Stifling Greenwald and Assange — Earlier this month, a Brazilian judge stopped the prosecution of The Intercept journalist Glenn Greenwald under Brazil’s hacking laws. The case against Greenwald was apparently modeled on the indictment of Wikileaks founder Julian Assange, under U.S. hacking laws, reports Columbia Journalism Review. Both cases are flimsy, rooted in the 2001 Supreme Court case Bartnicki v. Vopper, which ruled that if stolen documents are delivered to journalists, they can be published, as long as the journalist was uninvolved with the theft. With these cases, the U.S. and Brazil are trying to stifle the interaction between journalist and source, using anti-hacking laws to confuse public courts with vague laws.

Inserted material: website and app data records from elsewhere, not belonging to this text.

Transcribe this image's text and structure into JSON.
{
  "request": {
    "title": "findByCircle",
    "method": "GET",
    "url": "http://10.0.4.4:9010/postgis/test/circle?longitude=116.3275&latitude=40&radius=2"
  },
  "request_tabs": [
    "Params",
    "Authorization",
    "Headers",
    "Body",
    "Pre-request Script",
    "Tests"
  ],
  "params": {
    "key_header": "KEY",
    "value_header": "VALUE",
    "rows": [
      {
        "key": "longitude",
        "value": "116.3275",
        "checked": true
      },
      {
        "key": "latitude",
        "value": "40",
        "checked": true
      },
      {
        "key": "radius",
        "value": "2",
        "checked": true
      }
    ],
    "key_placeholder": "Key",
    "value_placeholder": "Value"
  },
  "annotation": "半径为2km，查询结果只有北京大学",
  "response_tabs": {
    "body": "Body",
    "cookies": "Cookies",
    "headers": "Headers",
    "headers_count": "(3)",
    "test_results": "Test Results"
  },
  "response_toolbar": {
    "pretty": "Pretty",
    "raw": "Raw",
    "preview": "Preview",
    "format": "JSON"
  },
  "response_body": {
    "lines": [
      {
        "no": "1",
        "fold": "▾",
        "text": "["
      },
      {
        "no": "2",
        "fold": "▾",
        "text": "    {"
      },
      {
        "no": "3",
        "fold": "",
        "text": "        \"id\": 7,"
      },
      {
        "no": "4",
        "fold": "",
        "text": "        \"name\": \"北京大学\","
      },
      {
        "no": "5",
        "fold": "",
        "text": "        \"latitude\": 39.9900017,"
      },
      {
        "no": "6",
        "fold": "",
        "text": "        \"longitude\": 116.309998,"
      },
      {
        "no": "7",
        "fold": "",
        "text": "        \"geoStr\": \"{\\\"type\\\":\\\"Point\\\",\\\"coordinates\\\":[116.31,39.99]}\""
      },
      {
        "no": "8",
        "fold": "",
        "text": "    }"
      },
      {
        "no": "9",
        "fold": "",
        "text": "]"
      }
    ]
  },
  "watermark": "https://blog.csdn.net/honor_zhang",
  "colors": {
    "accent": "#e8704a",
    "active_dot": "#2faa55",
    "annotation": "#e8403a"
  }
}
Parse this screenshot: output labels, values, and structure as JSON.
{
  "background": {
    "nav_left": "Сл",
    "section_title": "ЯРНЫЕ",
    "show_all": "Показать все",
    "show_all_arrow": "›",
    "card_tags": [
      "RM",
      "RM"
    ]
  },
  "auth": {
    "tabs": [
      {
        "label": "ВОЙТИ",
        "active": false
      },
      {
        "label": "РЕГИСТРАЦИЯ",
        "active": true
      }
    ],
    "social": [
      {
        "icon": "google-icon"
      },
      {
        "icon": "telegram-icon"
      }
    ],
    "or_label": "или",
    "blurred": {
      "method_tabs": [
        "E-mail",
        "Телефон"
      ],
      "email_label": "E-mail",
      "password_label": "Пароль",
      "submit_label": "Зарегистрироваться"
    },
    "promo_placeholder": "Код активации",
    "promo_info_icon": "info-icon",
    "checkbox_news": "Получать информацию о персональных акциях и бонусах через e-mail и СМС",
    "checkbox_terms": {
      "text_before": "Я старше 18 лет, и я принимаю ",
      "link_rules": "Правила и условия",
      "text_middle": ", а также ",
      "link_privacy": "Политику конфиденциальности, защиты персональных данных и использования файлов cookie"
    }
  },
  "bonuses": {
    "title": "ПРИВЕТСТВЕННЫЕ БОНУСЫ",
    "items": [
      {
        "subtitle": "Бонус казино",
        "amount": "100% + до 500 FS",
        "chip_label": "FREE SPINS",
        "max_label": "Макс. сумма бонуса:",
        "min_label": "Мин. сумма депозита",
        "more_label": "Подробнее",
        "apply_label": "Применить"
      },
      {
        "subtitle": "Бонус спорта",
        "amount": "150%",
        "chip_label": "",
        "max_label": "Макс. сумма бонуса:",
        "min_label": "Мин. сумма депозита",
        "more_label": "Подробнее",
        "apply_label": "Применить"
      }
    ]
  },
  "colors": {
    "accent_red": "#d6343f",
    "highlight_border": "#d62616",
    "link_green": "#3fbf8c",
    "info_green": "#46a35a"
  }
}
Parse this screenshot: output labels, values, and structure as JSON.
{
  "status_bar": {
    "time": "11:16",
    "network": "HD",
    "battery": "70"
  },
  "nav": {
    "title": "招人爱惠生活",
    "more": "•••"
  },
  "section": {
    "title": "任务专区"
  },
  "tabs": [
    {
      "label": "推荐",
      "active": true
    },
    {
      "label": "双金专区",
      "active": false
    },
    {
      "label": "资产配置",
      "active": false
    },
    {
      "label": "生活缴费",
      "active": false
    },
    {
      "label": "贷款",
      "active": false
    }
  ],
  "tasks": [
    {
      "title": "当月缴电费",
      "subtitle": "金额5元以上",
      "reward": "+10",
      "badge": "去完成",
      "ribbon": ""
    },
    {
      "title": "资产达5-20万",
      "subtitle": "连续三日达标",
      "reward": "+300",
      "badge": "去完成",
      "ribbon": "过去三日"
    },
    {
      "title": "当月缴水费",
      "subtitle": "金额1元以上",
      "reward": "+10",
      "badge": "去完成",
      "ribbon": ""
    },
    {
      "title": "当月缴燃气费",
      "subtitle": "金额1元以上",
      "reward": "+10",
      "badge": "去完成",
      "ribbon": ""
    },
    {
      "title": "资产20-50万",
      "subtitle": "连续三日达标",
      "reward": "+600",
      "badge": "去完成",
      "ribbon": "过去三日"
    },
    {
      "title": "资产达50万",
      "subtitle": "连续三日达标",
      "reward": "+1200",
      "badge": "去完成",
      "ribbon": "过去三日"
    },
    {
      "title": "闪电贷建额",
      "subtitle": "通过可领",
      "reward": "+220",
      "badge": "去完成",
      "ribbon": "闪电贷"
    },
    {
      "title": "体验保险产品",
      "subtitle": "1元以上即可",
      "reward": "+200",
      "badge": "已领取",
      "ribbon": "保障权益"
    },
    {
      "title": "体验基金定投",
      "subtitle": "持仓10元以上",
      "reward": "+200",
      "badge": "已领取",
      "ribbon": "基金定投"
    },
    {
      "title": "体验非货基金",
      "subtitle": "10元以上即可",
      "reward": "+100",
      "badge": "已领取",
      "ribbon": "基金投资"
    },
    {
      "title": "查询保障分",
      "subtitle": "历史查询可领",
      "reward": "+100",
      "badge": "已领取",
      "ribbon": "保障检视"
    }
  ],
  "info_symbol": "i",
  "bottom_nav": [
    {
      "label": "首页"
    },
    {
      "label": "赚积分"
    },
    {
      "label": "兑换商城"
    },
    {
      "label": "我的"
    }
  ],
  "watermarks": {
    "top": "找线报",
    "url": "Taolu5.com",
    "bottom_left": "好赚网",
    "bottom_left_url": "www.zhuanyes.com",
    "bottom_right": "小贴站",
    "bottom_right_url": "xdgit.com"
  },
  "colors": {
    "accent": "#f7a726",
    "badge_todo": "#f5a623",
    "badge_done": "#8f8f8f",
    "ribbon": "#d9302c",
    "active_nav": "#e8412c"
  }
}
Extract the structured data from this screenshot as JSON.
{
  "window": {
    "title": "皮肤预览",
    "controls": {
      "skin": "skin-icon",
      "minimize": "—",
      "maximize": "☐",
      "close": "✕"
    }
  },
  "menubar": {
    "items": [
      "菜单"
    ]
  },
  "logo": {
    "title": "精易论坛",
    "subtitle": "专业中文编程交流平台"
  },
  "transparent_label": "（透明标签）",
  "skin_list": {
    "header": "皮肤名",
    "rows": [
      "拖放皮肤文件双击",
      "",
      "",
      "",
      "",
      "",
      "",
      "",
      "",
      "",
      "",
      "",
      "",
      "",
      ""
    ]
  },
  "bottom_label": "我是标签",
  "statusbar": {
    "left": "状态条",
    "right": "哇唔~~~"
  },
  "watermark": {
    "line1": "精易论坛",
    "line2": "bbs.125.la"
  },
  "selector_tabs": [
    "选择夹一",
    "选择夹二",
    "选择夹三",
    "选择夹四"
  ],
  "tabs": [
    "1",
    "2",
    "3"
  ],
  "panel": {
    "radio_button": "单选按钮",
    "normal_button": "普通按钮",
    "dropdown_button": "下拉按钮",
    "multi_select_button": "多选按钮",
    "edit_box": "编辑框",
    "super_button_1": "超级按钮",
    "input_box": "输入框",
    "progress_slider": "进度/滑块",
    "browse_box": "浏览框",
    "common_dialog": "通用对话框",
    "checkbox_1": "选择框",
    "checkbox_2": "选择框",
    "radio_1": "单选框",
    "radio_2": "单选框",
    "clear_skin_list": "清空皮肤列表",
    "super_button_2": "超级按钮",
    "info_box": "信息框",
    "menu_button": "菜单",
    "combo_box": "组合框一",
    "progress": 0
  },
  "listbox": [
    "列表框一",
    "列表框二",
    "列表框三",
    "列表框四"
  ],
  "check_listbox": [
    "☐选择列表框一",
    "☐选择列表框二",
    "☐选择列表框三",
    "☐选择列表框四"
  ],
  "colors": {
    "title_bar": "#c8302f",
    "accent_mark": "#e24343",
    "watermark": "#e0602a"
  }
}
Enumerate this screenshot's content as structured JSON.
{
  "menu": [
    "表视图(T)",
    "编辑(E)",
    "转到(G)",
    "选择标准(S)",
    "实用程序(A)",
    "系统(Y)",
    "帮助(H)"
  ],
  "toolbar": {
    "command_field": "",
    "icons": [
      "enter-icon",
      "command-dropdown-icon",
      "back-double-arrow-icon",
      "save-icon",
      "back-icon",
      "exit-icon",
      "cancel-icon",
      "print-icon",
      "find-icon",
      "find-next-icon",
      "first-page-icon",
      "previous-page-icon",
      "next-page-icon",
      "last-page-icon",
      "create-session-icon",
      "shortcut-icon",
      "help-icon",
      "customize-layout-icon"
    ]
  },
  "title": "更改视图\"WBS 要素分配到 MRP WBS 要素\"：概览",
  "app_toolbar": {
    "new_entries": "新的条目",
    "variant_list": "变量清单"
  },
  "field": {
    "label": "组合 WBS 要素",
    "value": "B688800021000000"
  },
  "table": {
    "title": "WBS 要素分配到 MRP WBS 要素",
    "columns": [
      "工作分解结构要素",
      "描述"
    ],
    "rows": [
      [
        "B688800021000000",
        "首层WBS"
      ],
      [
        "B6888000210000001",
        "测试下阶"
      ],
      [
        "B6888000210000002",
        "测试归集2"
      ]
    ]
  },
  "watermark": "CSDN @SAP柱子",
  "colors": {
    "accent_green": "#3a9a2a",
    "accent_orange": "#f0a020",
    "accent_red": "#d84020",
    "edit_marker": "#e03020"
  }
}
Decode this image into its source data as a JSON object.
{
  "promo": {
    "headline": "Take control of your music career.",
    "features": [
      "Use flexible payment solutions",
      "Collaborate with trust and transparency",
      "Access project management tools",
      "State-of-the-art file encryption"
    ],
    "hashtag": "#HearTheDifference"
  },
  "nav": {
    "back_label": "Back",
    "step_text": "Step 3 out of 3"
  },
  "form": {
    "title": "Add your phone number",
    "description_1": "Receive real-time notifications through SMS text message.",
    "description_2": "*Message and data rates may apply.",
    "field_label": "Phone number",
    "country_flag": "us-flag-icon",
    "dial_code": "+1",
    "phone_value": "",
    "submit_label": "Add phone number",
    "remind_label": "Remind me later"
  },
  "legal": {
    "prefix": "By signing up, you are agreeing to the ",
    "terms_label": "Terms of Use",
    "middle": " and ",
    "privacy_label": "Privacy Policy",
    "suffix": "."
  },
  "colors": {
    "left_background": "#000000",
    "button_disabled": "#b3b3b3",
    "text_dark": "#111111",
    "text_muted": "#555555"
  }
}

Judge Sides with Migrants Suing Border Patrol — U.S. District Court Judge David C. Bury on Wednesday ordered the Tuscon sector of U.S. Customs and Border Protection to provide improved conditions for detained migrants. This order makes permanent Bury’s 2016 injunction, requiring the agency to offer “clean mats and thin blankets to migrants held for longer than 12 hours and to allow them to clean themselves,” Colorines says, covering Time. Bury also ruled that the Tucson Sector can no longer detain migrants for more than 48 hours after they’ve been fully processed and cannot put migrants in bathrooms to sleep.
Trump’s New Spy Chief Working Under Curruption — President Trump’s new acting intelligence director, Richard Grenell, used to work for Moldovan oligarch Vladimir Plahotniuc—this politician is now a fugitive barred from entering the U.S. under anti-corruption sanctions imposed last month by the state department. Grenell wrote several 2016 articles defending Plahotniuc, without disclosing that he was being paid. Grenell also did not register under the Foreign Agents Registration Act, which generally requires people to disclose work in the U.S. on behalf of foreign politicians, reports ProPublica.
Congressional Democrats Against Booming Plastics — Shell Polymers is constructing the first of a few plastics manufacturing plants outside Pittsburgh located above a natural gas field that produces massive amounts of ethane, which is a gas used in plastics production. The sites would be connected by an expanding network of natural gas wells, funded in part by $1.9 billion in Trump administration loan guarantees. As industry and local authorities count thousands of new jobs and millions in tax revenues, scientists warn of pollution-related deaths, and environmentalists foresee a plastics climate bomb. Congressional Democrats are proposing a three-year prohibition of all plastics plant construction nationwide, reports InsideClimate News.
The Fate of the Planet: Dethroning the World Bank — A massive youth-led climate protest is scheduled internationally this April, on the 50th anniversary of Earth Day. Activists are calling for a global Green New Deal, including a systematic overhaul of the global economy to work for all, not just the wealthy. This international solidarity recalls the anti-globalization movement of 20 years ago, which protested the devastation from globalization and “free trade” imposed by multi-lateral institutions like the World Bank. Massive social mobilization has redirected to opposing wars and white supremacy under Donald Trump, but as the climate crisis escalates, an opportunity arises to revitalize international solidarity to promote ecological sustainability, reparative justice, and the common good, reports In These Times.